───── Given data

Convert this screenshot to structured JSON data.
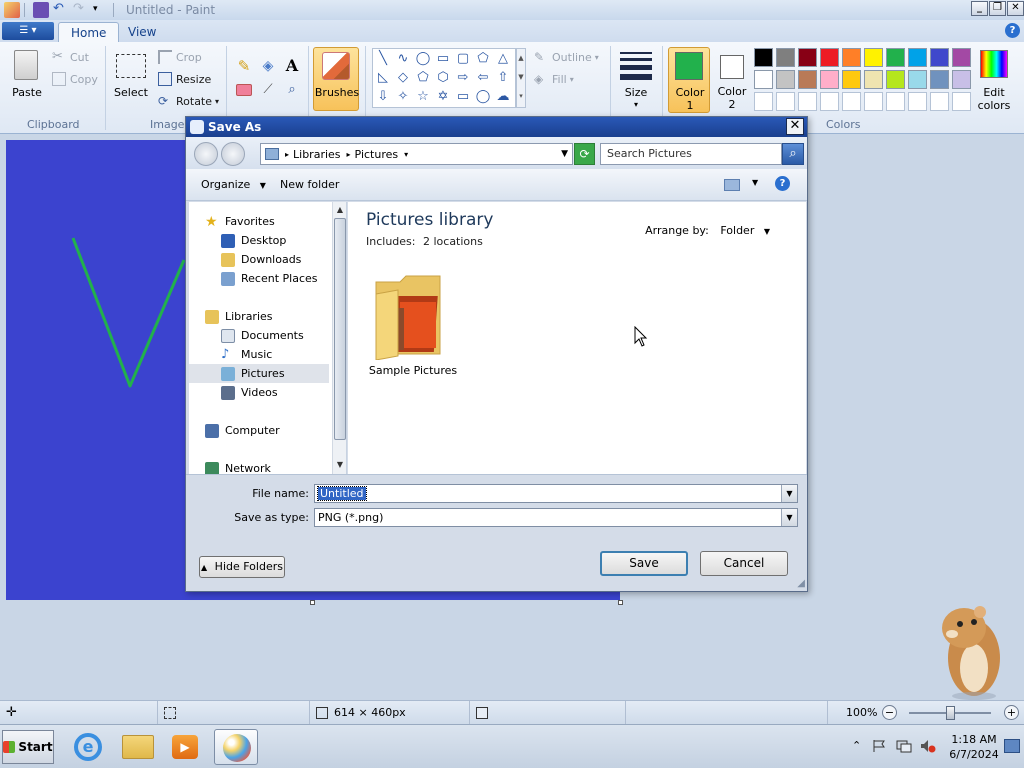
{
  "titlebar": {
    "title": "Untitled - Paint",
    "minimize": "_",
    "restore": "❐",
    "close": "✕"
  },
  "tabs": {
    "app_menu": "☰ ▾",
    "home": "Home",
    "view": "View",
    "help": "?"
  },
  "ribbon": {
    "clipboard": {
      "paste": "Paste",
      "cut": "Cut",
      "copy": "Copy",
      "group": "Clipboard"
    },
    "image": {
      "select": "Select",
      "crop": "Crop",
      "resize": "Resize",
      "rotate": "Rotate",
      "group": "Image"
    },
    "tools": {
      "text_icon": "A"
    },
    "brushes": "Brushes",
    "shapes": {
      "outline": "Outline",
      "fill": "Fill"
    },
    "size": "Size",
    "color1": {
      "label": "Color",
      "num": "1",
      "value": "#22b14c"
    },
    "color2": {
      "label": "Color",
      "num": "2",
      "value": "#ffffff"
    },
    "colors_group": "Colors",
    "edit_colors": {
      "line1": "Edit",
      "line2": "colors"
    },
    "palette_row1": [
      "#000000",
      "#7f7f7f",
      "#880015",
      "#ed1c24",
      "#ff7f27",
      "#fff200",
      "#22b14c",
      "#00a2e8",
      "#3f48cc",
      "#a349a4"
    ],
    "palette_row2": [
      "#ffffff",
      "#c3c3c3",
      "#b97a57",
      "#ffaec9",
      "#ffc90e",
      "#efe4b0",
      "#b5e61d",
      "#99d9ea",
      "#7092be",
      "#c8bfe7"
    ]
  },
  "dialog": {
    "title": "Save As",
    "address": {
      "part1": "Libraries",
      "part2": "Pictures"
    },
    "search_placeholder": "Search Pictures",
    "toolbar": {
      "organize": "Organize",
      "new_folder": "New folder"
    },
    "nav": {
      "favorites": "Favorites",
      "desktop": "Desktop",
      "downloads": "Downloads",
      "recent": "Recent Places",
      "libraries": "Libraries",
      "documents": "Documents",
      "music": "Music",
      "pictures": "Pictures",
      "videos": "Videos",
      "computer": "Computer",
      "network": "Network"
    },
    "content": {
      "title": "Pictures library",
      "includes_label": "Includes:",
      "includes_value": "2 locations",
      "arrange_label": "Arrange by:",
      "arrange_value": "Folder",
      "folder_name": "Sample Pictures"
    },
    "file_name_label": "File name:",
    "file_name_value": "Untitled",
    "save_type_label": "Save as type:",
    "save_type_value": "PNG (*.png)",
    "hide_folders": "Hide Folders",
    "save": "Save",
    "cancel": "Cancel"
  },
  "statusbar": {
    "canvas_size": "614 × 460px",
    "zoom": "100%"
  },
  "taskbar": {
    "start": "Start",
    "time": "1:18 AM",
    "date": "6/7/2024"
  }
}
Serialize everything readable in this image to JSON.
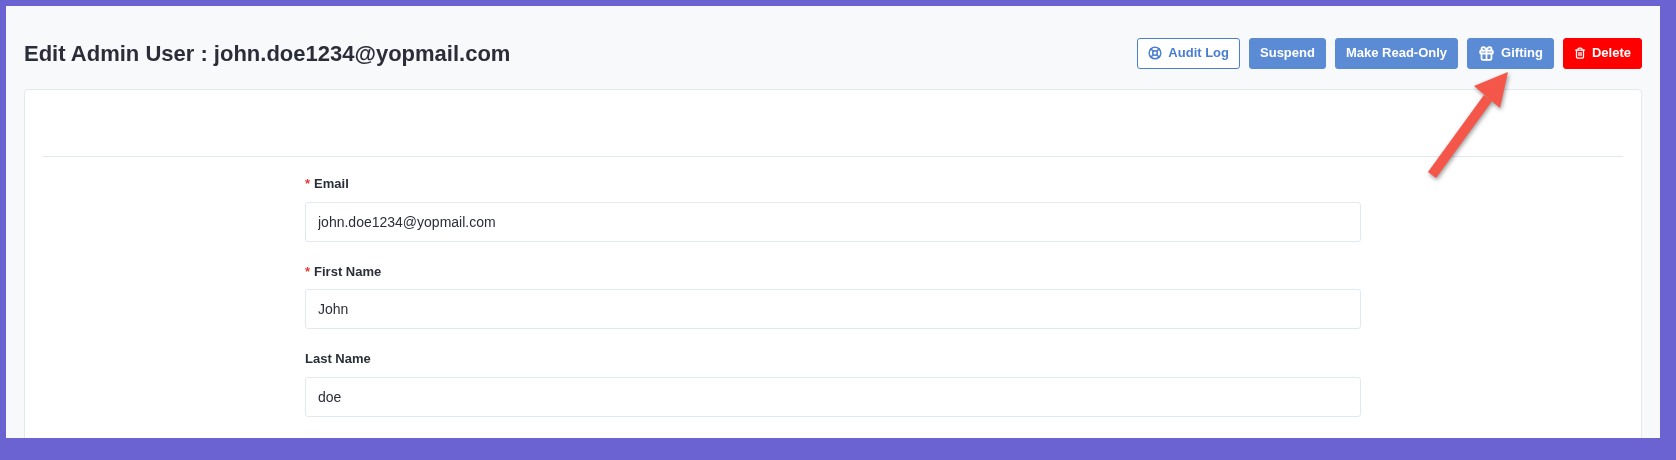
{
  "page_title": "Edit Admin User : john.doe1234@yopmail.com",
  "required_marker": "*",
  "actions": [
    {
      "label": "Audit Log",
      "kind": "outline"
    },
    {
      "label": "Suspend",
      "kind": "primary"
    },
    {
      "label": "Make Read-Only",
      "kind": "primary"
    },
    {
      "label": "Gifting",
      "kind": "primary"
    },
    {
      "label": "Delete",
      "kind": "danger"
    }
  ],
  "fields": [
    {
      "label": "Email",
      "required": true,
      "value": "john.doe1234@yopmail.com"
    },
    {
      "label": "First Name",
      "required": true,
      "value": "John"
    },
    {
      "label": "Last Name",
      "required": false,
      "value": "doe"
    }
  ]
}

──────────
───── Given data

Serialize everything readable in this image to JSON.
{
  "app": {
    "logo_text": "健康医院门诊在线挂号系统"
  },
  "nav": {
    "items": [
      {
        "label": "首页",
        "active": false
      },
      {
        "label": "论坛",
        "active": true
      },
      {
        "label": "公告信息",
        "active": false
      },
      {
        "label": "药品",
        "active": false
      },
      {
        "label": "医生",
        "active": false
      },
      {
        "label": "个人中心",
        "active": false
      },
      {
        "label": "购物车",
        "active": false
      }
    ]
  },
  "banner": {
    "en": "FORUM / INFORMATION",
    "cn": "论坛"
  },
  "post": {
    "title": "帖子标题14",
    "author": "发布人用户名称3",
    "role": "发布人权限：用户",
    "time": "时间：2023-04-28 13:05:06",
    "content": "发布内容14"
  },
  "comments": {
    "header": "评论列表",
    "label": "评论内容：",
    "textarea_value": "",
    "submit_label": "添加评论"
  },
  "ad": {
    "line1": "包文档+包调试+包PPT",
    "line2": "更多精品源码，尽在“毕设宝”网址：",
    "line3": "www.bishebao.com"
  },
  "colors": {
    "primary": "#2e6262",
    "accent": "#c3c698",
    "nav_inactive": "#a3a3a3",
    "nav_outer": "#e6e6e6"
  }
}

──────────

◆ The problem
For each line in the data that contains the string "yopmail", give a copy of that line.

◆ Your solution
  "page_title": "Edit Admin User : john.doe1234@yopmail.com",
      "value": "john.doe1234@yopmail.com"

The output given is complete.